Meanwhile, the Board of Charity had taken some advice from the public hearing and had begun to look for an island as a possible site. A number of islands were offered, at very inflated prices. In early July the state sold the Bassett Farm to the town of Brewster and on July 18, 1905 bought Penikese Island from George and Frederick Homer of New Bedford. As Dr. Parker described the situation in retrospect in his 1915 report:
Though the good people of the Cape had successfully defended their cranberries and their summer patrons against the Brewster settlement, they were not beset from the sea, and that, too, in apparent pursuance of their own argument favoring an island site. Nevertheless, they protested as a group to such damage to their vested interests. But the Board had temporized and conceded enough – its duty now lay clear. It refused to grant a hearing, and the Governor remaining firm against all new appeals, the protestants did not prevail.
The New Bedford Evening Standard of July 10, 1905 ran a three-column article, entitled “CUTTYHUNKERS PROTEST,” which gave their arguments against the state’s plans and their suggestion that the hospital be located on the island of Nomansland on the other side of Martha’s Vineyard. One of the selectmen said of Penikese Island:
It’s no place for a leper colony. The island is too valuable to be used for such a purpose.
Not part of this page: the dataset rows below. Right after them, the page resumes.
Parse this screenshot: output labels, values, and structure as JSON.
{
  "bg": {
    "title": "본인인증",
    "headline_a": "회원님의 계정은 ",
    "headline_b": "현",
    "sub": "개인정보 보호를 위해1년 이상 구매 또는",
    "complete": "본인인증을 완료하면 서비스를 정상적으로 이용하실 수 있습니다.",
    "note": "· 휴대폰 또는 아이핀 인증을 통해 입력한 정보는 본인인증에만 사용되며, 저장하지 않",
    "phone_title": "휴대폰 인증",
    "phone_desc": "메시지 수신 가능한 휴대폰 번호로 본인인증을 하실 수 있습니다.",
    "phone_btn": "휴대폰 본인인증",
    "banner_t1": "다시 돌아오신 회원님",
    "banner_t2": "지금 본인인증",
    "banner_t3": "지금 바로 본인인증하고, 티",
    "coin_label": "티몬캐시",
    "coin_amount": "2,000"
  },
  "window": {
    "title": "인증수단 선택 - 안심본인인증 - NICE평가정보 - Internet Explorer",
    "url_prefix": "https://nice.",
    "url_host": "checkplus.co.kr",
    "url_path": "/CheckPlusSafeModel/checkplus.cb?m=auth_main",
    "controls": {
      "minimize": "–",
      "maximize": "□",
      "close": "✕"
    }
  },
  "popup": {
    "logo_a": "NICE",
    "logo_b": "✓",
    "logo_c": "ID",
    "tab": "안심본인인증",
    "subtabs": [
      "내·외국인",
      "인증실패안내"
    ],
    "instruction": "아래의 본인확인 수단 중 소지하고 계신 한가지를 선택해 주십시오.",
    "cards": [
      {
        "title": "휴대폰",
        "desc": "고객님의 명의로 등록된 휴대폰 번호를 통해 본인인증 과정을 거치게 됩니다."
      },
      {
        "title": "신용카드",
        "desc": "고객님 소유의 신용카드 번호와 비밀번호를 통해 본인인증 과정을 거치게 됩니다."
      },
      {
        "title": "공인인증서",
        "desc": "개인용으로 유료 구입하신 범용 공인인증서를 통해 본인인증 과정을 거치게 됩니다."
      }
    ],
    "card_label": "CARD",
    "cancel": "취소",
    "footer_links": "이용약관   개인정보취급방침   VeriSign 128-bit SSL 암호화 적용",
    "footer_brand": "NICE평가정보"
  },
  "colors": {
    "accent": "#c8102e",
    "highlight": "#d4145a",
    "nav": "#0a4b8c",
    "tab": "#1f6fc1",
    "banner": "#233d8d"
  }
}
The time is coming when Penikese will be a valuable summer resort. It should not be turned into a station for the reception of the filth and disease of the state.
But the people so characterized had to be placed somewhere and, despite such opposition, the state held firm this time and Penikese Island became the site of the Massachusetts State Leprosarium.
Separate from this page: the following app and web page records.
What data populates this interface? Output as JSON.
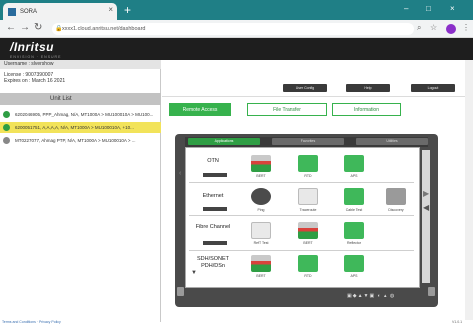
{
  "browser": {
    "tab_title": "SORA",
    "tab_close": "×",
    "new_tab": "+",
    "url": "xxxx1.cloud.anritsu.net/dashboard",
    "win_min": "–",
    "win_max": "□",
    "win_close": "×"
  },
  "app": {
    "logo": "/Inritsu",
    "tagline": "ENVISION · ENSURE"
  },
  "left": {
    "username": "Username : slvershow",
    "license_line1": "License : 9007390007",
    "license_line2": "Expires on : March 16 2021",
    "unit_list_header": "Unit List",
    "units": [
      {
        "label": "6202046905, PPP_Ahmag, N/A, MT1000A > MU100010A > MU100...",
        "color": "#2f9e44",
        "highlight": false
      },
      {
        "label": "6200051751, A,A,A,A, N/A, MT1000A > MU100010A, +10...",
        "color": "#2f9e44",
        "highlight": true
      },
      {
        "label": "MT0227077, Ahmag PTP, N/A, MT1000A > MU100010A > ...",
        "color": "#777777",
        "highlight": false
      }
    ],
    "footer_link": "Terms and Conditions · Privacy Policy"
  },
  "right": {
    "top_buttons": [
      "User Config",
      "Help",
      "Logout"
    ],
    "actions": [
      "Remote Access",
      "File Transfer",
      "Information"
    ],
    "device_tabs": [
      "Applications",
      "Favorites",
      "Utilities"
    ],
    "categories": [
      {
        "name": "OTN",
        "apps": [
          "BERT",
          "RTD",
          "APS"
        ]
      },
      {
        "name": "Ethernet",
        "apps": [
          "Ping",
          "Traceroute",
          "Cable Test",
          "Discovery"
        ]
      },
      {
        "name": "Fibre Channel",
        "apps": [
          "RefT Test",
          "BERT",
          "Reflector"
        ]
      },
      {
        "name": "SDH/SONET PDH/DSn",
        "apps": [
          "BERT",
          "RTD",
          "APS"
        ]
      }
    ],
    "footer_right": "V1.0.1"
  },
  "colors": {
    "accent_green": "#37b24d",
    "chrome_teal": "#1f7f86",
    "header_dark": "#1e1e1e"
  }
}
By November 18, 1905 Penikese Island was ready to receive its new inhabitants and they were assembled in Fairhaven. They left for the island on the sloop “Keepsake,” which had been purchased for the use of the island hospital. The five patients consisted of two Chinese men, who were assigned to one cottage, two Cape Verdean men, who were assigned to another, and a Cape Verdean woman, who had a cottage to herself. One of the attendants took up lodging in the remaining cottage. Dr. Louis Edmonds was placed in charge of the hospital. He had been a general practitioner in Harwich and was the doctor who had reported the case of Hansen’s disease there. Edmonds, a native of Lancashire, had graduated from Harvard Medical School in 1893 at the age of 47. Edmonds stayed at the hospital for two years. In caring for the patients he stressed the value of fresh air, good food and exercise. The male patients who were able to work were employed to help in building the various structures needed on the island. Besides being economical it was good for the morale of the patients. Farming operations were begun to provide some self-sufficiency for the hospital and again patients were used as workers. Five new patients were admitted in 1907: three from Russia, one from New Orleans and one from Trinidad. Two new cottages were built to house them. A good start had been made but conditions were very trying, especially the feeling of isolation out on the island, and Dr. Edmonds left his position at the end of 1907.